WHAT THE TASK ASKS: Repeat all of the records verbatim.

Data about app and page elements
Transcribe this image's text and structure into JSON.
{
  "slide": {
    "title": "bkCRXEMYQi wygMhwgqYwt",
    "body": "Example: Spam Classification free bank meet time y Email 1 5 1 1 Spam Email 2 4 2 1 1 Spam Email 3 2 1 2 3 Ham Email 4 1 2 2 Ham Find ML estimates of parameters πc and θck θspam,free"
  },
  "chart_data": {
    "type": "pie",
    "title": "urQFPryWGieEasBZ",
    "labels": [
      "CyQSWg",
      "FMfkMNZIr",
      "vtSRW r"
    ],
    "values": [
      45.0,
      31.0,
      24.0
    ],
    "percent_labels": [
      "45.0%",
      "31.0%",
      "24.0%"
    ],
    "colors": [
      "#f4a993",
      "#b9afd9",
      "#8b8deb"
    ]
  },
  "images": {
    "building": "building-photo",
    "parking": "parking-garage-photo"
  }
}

ANSWER SECTION:
Transcribe this image's text and structure into JSON.
{
  "slide": {
    "title": "bkCRXEMYQi wygMhwgqYwt",
    "body": "Example: Spam Classification free bank meet time y Email 1 5 1 1 Spam Email 2 4 2 1 1 Spam Email 3 2 1 2 3 Ham Email 4 1 2 2 Ham Find ML estimates of parameters πc and θck θspam,free"
  },
  "chart_data": {
    "type": "pie",
    "title": "urQFPryWGieEasBZ",
    "labels": [
      "CyQSWg",
      "FMfkMNZIr",
      "vtSRW r"
    ],
    "values": [
      45.0,
      31.0,
      24.0
    ],
    "percent_labels": [
      "45.0%",
      "31.0%",
      "24.0%"
    ],
    "colors": [
      "#f4a993",
      "#b9afd9",
      "#8b8deb"
    ]
  },
  "images": {
    "building": "building-photo",
    "parking": "parking-garage-photo"
  }
}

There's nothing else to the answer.